The Press Council of India has censured ‘The Indian Express’ and a Marathi daily of the Express Group, ‘Lokstta’ for attributing a fake quote to Sri. Mohan Bhagwat, the chief of Rashtriya Swyamsevak Sangh (RSS). Articles containing the fake quote were authored by Sri. Karan Thapar in ‘The Indian Express’ and Sri. Girish Kuber in the ‘Loksatta’.
Last year, the RSS had organised a three-day conference named ‘Bhavishya ka Bharat’ in Delhi. The conference concluded with an interactive session where Sri. Mohan Bhagwat answered questions from various eminent personalities. The views expressed by Sri. Mohan Bhagwat were widely covered by the media. In this context, on 21st September, 2018, the Marathi daily ‘Loksatta’ published an editorial stating, “In 2015, Mohammad Akhlaq was lynched on suspicion of consumption and storing beef. There is need to express reaction by the RSS chief. “The Vedas order the killing of the sinner who kills a cow”, this reaction was expressed by the RSS Chief after three days of this tragic incident.” Sri. Girish Kuber is the Editor of Loksatta.

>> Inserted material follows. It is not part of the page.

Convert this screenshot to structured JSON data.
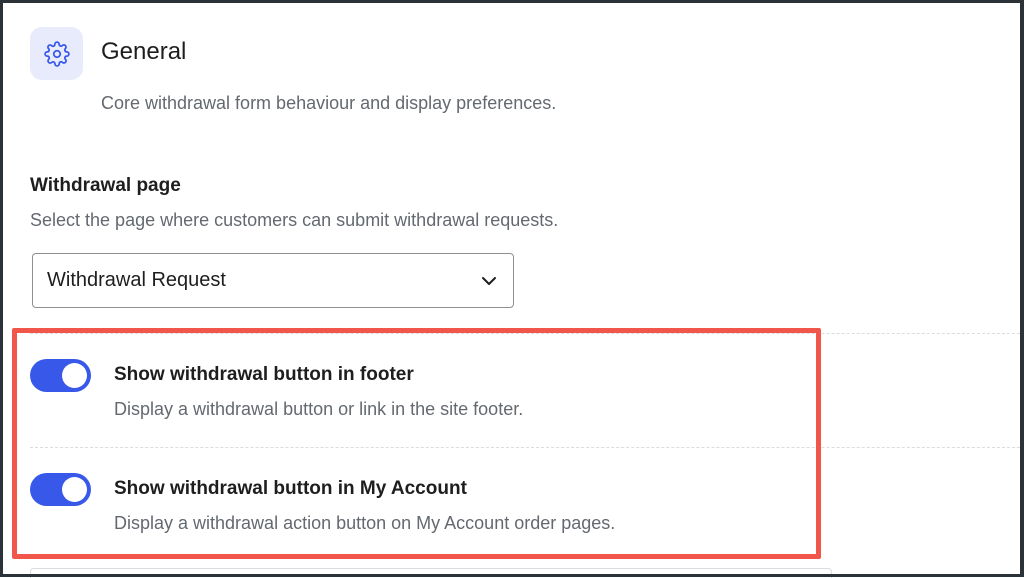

On the same day, ‘The Indian Express’ published an article authored by Sri. Karan Thapar titled “Has the RSS ground shifted?”. Sri. Thapar wrote, “In fact, Bhagwat himself is not averse to making inflammatory statements. In 2015, when Mohammad Akhlaq was lynched on suspicion of consumption and storing beef, he’s reported to have said: “the Vedas order the killing of the sinner who kills a cow.”
The RSS ‘Sarsanghachalak’ Sri. Mohan Bhagwat had strongly condemned violence and mob lynching. The words attributed to Sri. Bhagwat were never expressed by him or by any other official of the RSS.
Sri. Akshay Phatak, a resident of Dombivali, Maharashtra filed a complaint to the Press Council under Section 14 of the Press Council Act, 1978 against ‘The Indian Express’ and ‘Loksatta’. Subsequently Press Council issued Show Cause notices to the editors of both newspapers. The matter was heard finally on 29th March, 2019 by the Press Council. The respondent newspapers contended that they assumed that the attribution was correct and that it was a bona fide mistake. The Respondent newspapers also questioned the locus standi of complainant Sri.Akshay Phatak.
The Council held that the mistake was not bona fide. With respect to Sri. Karan Thapar, the Council accepted the report of the inquiry committee which opined, “had the mistake been bonafide and committed by a junior correspondent could have been accepted and the proceedings dropped. Here such a mistake has been committed by none other than a senior columnist having long experience. In the facts of the present case, the Inquiry Committee is of the opinion that the mistake is not bonafide. This was a verifiable fact and while attributing the statement of such a magnitude to the head of an organization, the columnist ought to have been more careful and taken due care. He has failed to do the same.”
With respect to locus standi of the complainant, the Council held that, “Even a reader has a right to approach the Council, if he finds some mistakes in the newspaper.”
The apologies published by both newspapers were rejected by the Press Counil, holding that “the corrigendum and the apology in the facts of the present case have been tendered only with a view to get out of net of law and do not deserve acceptance.”
The Press Council decided to censure ‘The Indian Express’ and ‘Loksatta’ and directed that a copy of the order be forwarded to the DAVP, The Director of Public Relations, Government of Maharashtra and The Deputy Commissioner of Police, Mumbai.